Key Performance Indicators
Over time, grantee partners’ efforts to strengthen their organizational capacity yield improvements in CTOP’s Key Performance Indicators (KPIs), which we monitor on an annual basis to track progress toward our north star of improving positive, long-term outcomes for young people.
While all of CTOP’s KPIs are helpful in informing program improvement and are listed in full at the bottom of this page, the following KPIs best capture the social value grantees create:
The number of CTOP target population youth enrolled in core programming in active service slots. This KPI is essential as a proxy for the social value that grantees are creating in real time for CTOP's target population of young people by helping them as intended. In contrast to a program's number of youth served, which is widely used in the nonprofit sector to measure program size, the active service slot as a metric asks much more of an organization.
While a program’s number of youth served in any given year will count the number of young people touched by the program regardless of the intensity of the level of engagement, a youth is only counted as having been served in an active slot if they received the appropriate quality and dosage of services as called for in the organization’s theory of change to deliver positive long-term outcomes. As such, it is considerably more rigorous for an organization to use the active service slot as a measure of program capacity, particularly for organizations working with CTOP's target population of youth who need highly intensive engagement and comprehensive supports. You can learn more about the rationale behind the active service slot metric and how CTOP applies the concept through the report available here.

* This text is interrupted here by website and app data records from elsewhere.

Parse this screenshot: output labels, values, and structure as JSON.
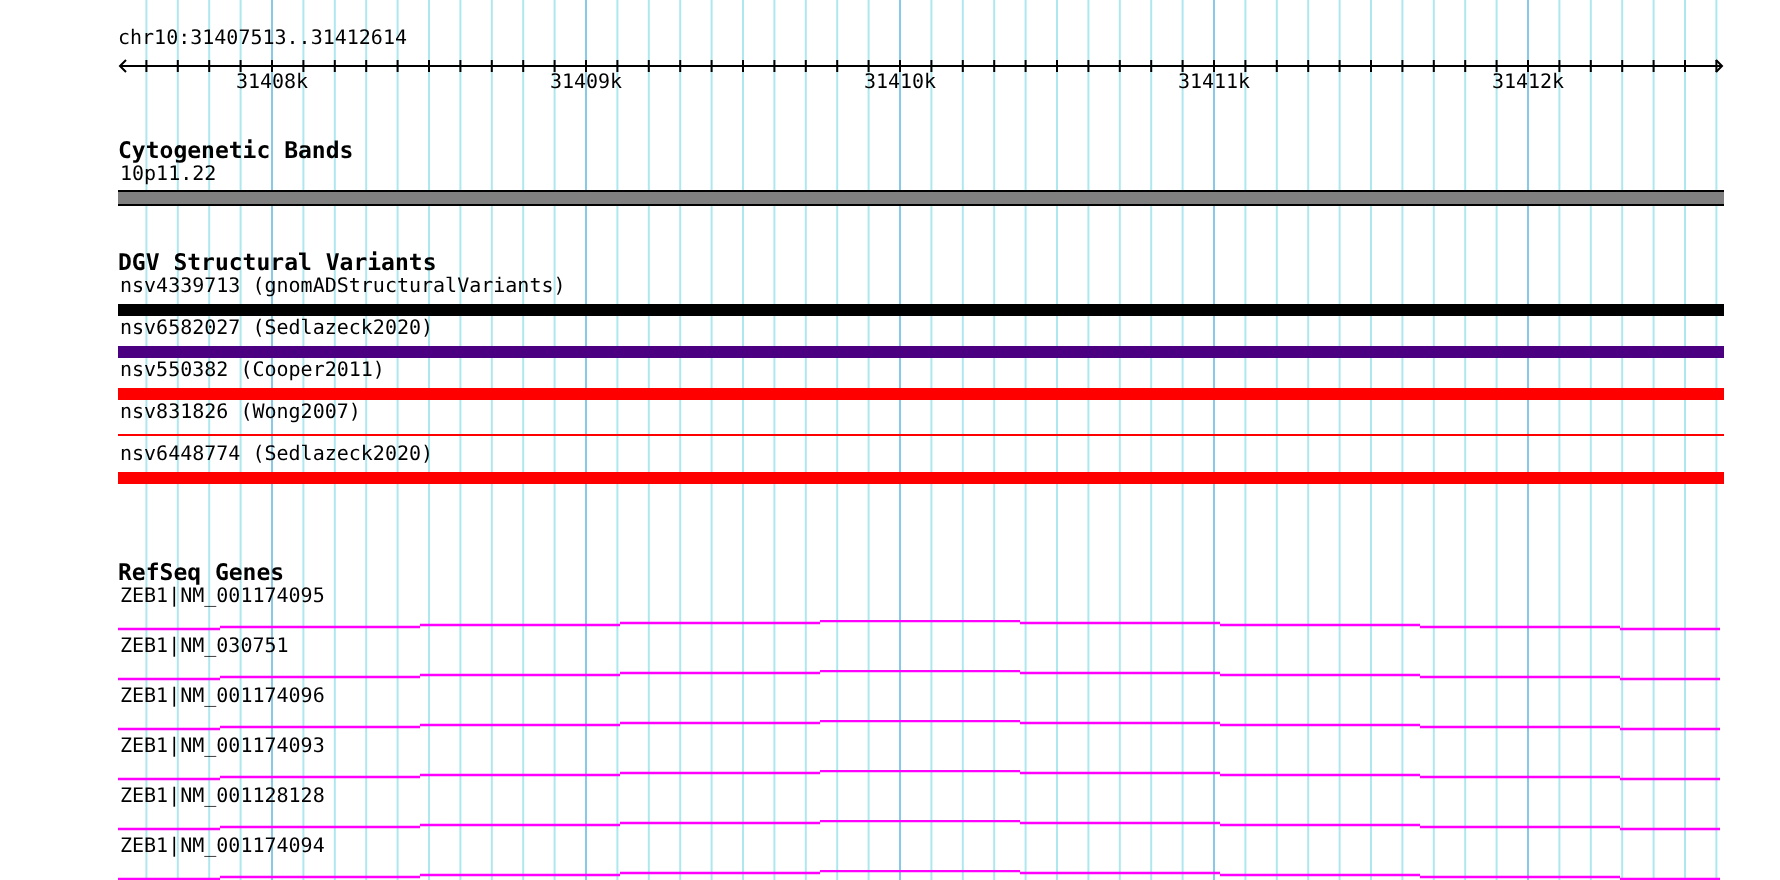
{
  "location": "chr10:31407513..31412614",
  "ruler": {
    "ticks": [
      "31408k",
      "31409k",
      "31410k",
      "31411k",
      "31412k"
    ]
  },
  "tracks": [
    {
      "kind": "cytoband",
      "title": "Cytogenetic Bands",
      "features": [
        {
          "label": "10p11.22",
          "color": "#808080",
          "kind": "thick"
        }
      ]
    },
    {
      "kind": "variants",
      "title": "DGV Structural Variants",
      "features": [
        {
          "label": "nsv4339713 (gnomADStructuralVariants)",
          "color": "#000000",
          "kind": "thick"
        },
        {
          "label": "nsv6582027 (Sedlazeck2020)",
          "color": "#4b0082",
          "kind": "thick"
        },
        {
          "label": "nsv550382 (Cooper2011)",
          "color": "#ff0000",
          "kind": "thick"
        },
        {
          "label": "nsv831826 (Wong2007)",
          "color": "#ff0000",
          "kind": "thin"
        },
        {
          "label": "nsv6448774 (Sedlazeck2020)",
          "color": "#ff0000",
          "kind": "thick"
        }
      ]
    },
    {
      "kind": "genes",
      "title": "RefSeq Genes",
      "features": [
        {
          "label": "ZEB1|NM_001174095",
          "color": "#ff00ff",
          "kind": "gene"
        },
        {
          "label": "ZEB1|NM_030751",
          "color": "#ff00ff",
          "kind": "gene"
        },
        {
          "label": "ZEB1|NM_001174096",
          "color": "#ff00ff",
          "kind": "gene"
        },
        {
          "label": "ZEB1|NM_001174093",
          "color": "#ff00ff",
          "kind": "gene"
        },
        {
          "label": "ZEB1|NM_001128128",
          "color": "#ff00ff",
          "kind": "gene"
        },
        {
          "label": "ZEB1|NM_001174094",
          "color": "#ff00ff",
          "kind": "gene"
        }
      ]
    }
  ]
}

The number of CTOP target population youth enrolled in core programming who graduate and the number who graduate and, for the following six months, are actively engaged in education or employment. While the active service slot metric is an indicator of the degree to which CTOP's grantees are helping young people as intended, these two KPIs tell us whether CTOP's grantees actually have helped young people as intended, by measuring the social value created in terms of the success of CTOP target population youth in graduating from the programs offered and subsequently achieving the long-term outcomes listed in CTOP’s mission. (As more cohorts of young people graduate from CTOP grantees' programs, we will extend the amount of time for which long-term outcomes are tracked.)
Beginning in 2020-21 and at the end of each subsequent grant year, CTOP will report the data for these three KPIs in the aggregate across the grantees in its portfolio through an update to the chart below, which currently reports on the data for the 2020-21 grant year. Despite the challenges created by the pandemic during the past year, our grantees were able to respond in real time to urgent needs by providing critical supports while still continuing to implement intensive and comprehensive program models reaching the most disengaged and disconnected youth in Connecticut.

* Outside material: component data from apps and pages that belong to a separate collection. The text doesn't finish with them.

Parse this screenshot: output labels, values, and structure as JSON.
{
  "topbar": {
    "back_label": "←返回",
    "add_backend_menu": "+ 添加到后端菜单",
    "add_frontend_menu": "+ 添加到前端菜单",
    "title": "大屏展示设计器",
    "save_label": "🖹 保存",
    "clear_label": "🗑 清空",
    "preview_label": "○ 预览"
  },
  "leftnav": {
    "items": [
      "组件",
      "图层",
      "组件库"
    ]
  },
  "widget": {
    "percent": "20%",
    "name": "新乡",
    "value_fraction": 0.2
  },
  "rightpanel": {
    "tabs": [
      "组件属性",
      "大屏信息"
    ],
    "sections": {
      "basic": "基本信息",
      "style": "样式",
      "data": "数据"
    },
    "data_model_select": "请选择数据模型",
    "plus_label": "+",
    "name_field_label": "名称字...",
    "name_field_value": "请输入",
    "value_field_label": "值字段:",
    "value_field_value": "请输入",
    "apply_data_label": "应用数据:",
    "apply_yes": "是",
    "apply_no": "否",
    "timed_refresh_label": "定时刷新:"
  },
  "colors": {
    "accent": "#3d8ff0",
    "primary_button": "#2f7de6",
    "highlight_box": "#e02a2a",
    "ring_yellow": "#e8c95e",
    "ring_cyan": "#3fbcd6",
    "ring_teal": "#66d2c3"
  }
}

Key Performance Indicators
- Level of evidence for core program design, levels 0 – 4 *
- Level of confidence for core program effectiveness, levels 0 – 3 **

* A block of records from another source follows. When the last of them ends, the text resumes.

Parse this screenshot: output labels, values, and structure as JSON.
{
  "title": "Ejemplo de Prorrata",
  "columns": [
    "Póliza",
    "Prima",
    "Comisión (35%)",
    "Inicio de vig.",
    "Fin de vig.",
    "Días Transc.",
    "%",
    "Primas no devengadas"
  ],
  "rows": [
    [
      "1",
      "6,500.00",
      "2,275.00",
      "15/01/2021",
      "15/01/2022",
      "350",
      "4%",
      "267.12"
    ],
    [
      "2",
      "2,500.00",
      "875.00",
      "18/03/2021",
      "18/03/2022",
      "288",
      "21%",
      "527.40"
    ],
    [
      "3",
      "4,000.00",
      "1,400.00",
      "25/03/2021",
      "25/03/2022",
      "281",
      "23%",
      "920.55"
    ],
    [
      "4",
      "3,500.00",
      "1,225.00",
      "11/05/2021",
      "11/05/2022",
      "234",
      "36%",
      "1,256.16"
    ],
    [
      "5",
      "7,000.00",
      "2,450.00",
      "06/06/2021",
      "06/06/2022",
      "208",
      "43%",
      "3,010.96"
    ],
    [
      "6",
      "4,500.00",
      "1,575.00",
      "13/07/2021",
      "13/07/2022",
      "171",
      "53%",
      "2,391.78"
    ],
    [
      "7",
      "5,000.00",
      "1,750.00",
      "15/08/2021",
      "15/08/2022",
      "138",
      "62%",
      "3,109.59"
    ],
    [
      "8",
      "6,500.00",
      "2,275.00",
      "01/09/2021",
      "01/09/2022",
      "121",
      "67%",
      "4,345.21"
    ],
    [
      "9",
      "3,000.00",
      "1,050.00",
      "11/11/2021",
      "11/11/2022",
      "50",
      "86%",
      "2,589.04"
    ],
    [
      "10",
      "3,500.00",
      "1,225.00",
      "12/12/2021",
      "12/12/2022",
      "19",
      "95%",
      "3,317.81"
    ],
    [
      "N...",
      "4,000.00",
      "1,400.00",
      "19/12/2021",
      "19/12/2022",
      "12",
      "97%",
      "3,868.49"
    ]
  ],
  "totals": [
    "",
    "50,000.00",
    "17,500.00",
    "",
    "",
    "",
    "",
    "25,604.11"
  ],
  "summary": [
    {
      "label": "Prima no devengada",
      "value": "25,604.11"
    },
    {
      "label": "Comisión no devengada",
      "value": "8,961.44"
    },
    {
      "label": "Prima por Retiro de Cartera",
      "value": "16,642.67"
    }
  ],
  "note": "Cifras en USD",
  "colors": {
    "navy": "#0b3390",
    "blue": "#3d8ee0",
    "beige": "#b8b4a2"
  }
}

- Number of CTOP target population youth enrolled in core programming in active slots
- Number of CTOP target population youth receiving services but not in active slots
- Number of CTOP target population youth enrolled in core programming who leave unsuccessfully
- Number of CTOP target population youth enrolled in core programming who graduate
- Number of CTOP target population youth who graduate from core programming and for the following six months are actively enrolled in education leading to high school accreditation, post-secondary education/certification, or maintain unsubsidized employment ***
* 0 = program design by partner’s staff based solely on their ideas and experience; 1 = program design based on incorporation of widely shared practitioners’ “best practices”; 2 = program design based on applying fundamental research concepts (e.g., “attachment theory”); 3 = program design based on combining and incorporating elements that repeatedly are found in programs whose effectiveness has been proven by impact evaluation(s); 4 = program design based on implementing program in full that has been proven effective through impact evaluation(s).
** 0 = Asserted Effectiveness as supported by anecdotal data; 1 = Apparent Effectiveness as supported by internally collected outcome data; 2 = Demonstrated Effectiveness as supported by well benchmarked outcome data; 3 = Proven Effectiveness as supported by one or more rigorous impact evaluations.
*** In the case of an organization intentionally working to help its program participants transfer to another youth development organization, for those participants who are able to make the transition this will count as a success; however, for those who do not transition the long-term outcome as written applies.